Always remember that you are absolutely unique. Just like everyone else.
We won't have a society if we destroy the environment.
Sister is probably the most competitive relationship within the family, but once the sisters are grown, it becomes the strongest relationship.
Never doubt that a small group of thoughtful, committed citizens can change the world; indeed, it's the only thing that ever has.
I learned the value of hard work by working hard.
Never believe that a few caring people can't change the world. For, indeed, that's all who ever have.
What people say, what people do, and what they say they do are entirely different things.
A small group of thoughtful people could change the world. Indeed, it's the only thing that ever has.

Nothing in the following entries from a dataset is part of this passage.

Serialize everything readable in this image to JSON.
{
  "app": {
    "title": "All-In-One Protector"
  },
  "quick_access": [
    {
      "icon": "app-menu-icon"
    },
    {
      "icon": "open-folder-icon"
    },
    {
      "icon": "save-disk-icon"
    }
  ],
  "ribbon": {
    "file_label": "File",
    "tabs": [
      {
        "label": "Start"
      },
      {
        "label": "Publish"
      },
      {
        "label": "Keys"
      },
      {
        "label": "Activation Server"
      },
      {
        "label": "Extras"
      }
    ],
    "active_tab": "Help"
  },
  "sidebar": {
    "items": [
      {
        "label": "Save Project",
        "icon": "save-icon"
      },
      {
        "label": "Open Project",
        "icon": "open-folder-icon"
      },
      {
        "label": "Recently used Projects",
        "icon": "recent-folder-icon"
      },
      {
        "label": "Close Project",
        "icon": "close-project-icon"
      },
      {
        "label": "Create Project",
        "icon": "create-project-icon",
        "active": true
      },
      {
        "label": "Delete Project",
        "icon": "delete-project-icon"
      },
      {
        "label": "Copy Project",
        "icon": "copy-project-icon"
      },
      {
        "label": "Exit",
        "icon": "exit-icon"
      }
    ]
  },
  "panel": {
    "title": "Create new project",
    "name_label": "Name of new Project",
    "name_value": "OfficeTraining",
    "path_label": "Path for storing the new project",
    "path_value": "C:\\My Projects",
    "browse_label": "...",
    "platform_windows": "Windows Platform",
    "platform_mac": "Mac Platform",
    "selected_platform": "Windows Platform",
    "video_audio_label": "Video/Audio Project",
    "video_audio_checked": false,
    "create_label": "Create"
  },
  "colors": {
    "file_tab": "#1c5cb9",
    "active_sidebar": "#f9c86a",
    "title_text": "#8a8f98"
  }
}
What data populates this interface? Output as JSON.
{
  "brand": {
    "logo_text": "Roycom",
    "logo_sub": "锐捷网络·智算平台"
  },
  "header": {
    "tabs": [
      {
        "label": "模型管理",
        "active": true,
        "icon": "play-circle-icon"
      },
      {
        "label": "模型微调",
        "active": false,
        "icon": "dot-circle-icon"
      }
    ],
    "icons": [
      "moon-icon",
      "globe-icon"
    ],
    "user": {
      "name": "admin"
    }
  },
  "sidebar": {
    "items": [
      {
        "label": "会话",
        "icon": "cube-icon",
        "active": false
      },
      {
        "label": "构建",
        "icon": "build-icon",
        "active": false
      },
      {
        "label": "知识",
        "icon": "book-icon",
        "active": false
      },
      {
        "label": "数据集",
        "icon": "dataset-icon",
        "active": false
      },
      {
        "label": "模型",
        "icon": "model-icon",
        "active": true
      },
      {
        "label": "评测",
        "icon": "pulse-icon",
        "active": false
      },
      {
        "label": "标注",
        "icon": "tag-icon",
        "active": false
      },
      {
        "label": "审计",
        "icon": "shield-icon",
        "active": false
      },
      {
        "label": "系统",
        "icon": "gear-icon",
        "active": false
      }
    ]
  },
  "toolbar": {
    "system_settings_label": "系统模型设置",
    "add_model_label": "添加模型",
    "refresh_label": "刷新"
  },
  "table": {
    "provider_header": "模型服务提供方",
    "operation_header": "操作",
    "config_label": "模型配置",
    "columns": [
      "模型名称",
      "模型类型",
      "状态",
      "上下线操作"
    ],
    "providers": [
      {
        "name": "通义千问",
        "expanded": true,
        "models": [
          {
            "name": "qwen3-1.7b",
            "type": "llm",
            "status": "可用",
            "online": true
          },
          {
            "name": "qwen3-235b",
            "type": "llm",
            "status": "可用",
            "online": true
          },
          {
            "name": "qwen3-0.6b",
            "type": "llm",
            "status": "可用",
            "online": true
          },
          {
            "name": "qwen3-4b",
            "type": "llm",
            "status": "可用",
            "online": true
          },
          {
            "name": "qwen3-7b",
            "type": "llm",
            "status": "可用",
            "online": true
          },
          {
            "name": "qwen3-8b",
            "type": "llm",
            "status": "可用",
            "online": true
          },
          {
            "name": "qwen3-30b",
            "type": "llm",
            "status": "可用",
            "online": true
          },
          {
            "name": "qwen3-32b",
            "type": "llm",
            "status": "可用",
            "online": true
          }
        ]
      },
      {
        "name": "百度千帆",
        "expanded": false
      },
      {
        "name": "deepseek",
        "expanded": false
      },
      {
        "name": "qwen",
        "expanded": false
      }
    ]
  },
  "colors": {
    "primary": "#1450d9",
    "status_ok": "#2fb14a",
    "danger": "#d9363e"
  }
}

Fathers are biological necessities, but social accidents.
Nobody has ever before asked the nuclear family to live all by itself in a box the way we do. With no relatives, no support, we've put it in an impossible situation.
Prayer does not use up artificial energy, doesn't burn up any fossil fuel, doesn't pollute. Neither does song, neither does love, neither does the dance.
Anthropology demands the open-mindedness with which one must look and listen, record in astonishment and wonder that which one would not have been able to guess.
It is utterly false and cruelly arbitrary to put all the play and learning into childhood, all the work into middle age, and all the regrets into old age.
Our humanity rests upon a series of learned behaviors, woven together into patterns that are infinitely fragile and never directly inherited.
I was brought up to believe that the only thing worth doing was to add to the sum of accurate information in the world.
If we are to achieve a richer culture, rich in contrasting values, we must recognize the whole gamut of human potentialities, and so weave a less arbitrary social fabric, one in which each diverse human gift will find a fitting place.
I was wise enough to never grow up while fooling most people into believing I had.
Instead of being presented with stereotypes by age, sex, color, class, or religion, children must have the opportunity to learn that within each range, some people are loathsome and some are delightful.
Life in the twentieth century is like a parachute jump: you have to get it right the first time.
One of the oldest human needs is having someone to wonder where you are when you don't come home at night.
Man's role is uncertain, undefined, and perhaps unnecessary.
We are now at a point where we must educate our children in what no one knew yesterday, and prepare our schools for what no one knows yet.
We have nowhere else to go... this is all we have.
The solution to adult problems tomorrow depends on large measure upon how our children grow up today.